View mindmap
  • Social Disengagement Theory
    • Disengagement means to withdraw from involvement
    • Key Points
      • Naturally withdraw from social involvement as they get older
      • Experience reduced social contract
      • Become increasingly 'individual' and less concerned with others' expectations
      • A natural part of ageing
    • ******* and Henry
    • Issues that limit social interaction
      • Ill health
        • Poor mobility or problems with hearing / vision may make interaction with other people more difficult
      • Geographical location
        • Moving away to areas away from friends and relatives in retirement
        • Family members may move away from older people in order to seek better housing or employment
      • Retirement
        • Retiring from work may mean less contact with people
      • Ill health of friends and relatives
        • Friends or relatives may visit or contact less frequently if they have poor mobility or other disabilities
    • Critiques
      • Very little statistical evidence to support this theory
      • Bromley
        • Argued that older people needed to disengage from going too far
        • Just providing facilities for individuals was not enough
          • Older adults must be shown how to use them to encourage an active lifestyle
        • Important to remain mentally active, maintain an interest in life, and enjoy the company of others
    • There was no internet when the theory was created
      • No mobile phones
        • Limited access to transport
      • Older adults now:
        • Spend more time with children and their grandchildren
        • Join new social groups and clubs
        • Remain mentally active with hobbies
        • Use internet communications
        • Make phone calls/ FaceTime

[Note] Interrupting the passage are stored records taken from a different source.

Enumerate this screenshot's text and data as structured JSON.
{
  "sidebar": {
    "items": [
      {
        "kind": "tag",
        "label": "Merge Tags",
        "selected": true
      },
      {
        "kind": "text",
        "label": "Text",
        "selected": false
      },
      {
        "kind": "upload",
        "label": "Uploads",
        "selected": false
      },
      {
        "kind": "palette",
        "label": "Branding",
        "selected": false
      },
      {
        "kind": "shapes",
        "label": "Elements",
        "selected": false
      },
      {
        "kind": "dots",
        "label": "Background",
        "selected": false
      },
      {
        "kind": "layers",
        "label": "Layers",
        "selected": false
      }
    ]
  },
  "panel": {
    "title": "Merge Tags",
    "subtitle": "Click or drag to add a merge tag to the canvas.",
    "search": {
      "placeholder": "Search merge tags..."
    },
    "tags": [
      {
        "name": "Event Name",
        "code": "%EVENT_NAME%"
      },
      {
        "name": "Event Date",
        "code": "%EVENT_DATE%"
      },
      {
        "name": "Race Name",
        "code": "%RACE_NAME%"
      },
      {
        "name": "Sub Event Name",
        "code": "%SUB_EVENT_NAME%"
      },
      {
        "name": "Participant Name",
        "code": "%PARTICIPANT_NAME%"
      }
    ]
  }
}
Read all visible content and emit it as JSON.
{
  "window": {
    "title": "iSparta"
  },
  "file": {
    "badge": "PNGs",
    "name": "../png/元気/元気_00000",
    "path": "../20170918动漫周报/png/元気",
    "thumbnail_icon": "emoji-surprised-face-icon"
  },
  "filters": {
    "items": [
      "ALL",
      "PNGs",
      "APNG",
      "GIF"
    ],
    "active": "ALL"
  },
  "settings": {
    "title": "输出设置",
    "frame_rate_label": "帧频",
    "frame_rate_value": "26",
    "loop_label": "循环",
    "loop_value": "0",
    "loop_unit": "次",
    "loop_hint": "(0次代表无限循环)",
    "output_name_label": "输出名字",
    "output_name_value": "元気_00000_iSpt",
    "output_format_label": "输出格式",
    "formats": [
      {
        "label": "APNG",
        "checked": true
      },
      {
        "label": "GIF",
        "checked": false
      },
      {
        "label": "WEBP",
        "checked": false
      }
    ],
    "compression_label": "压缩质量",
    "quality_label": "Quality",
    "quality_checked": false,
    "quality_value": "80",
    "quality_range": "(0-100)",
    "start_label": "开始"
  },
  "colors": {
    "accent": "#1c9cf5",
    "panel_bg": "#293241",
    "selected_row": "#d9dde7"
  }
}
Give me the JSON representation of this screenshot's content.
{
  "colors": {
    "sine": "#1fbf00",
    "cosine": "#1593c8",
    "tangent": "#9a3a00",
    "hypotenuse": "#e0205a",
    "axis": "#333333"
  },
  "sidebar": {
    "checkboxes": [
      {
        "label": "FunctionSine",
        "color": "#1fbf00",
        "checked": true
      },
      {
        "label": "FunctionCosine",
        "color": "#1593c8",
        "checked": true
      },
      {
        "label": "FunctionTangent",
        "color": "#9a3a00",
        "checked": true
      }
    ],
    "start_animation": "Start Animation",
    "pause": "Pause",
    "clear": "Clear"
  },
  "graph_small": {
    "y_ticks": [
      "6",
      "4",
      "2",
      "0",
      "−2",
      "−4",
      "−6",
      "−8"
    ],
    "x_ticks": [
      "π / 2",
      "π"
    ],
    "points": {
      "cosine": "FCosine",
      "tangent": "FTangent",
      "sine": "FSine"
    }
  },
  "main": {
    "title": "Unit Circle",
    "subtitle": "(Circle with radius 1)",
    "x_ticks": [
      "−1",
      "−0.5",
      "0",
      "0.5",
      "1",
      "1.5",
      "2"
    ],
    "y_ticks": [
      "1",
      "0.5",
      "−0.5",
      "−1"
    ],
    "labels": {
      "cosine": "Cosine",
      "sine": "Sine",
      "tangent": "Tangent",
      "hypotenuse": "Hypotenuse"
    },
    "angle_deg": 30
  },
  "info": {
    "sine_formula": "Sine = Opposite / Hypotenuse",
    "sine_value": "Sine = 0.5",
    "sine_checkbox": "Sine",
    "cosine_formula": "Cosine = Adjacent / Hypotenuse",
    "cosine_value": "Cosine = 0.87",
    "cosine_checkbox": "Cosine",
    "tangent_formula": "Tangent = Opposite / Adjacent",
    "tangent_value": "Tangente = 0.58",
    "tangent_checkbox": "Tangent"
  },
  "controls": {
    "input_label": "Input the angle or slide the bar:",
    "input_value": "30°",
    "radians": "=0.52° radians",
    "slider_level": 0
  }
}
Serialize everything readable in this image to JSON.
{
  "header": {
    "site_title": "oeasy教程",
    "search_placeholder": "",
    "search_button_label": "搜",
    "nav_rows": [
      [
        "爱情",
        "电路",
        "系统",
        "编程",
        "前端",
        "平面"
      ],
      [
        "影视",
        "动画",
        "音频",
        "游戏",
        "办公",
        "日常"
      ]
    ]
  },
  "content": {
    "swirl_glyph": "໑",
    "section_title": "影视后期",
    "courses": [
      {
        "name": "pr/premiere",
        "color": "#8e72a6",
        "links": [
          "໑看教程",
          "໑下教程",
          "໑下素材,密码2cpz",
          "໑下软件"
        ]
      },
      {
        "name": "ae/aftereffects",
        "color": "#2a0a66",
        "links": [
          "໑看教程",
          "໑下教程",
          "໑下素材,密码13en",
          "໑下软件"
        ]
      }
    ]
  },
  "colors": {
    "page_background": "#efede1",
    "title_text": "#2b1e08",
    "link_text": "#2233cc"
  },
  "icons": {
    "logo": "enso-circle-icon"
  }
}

No comments have yet been made

Similar Health & Social Care resources:

See all Health & Social Care resources »See all Unit 1 resources »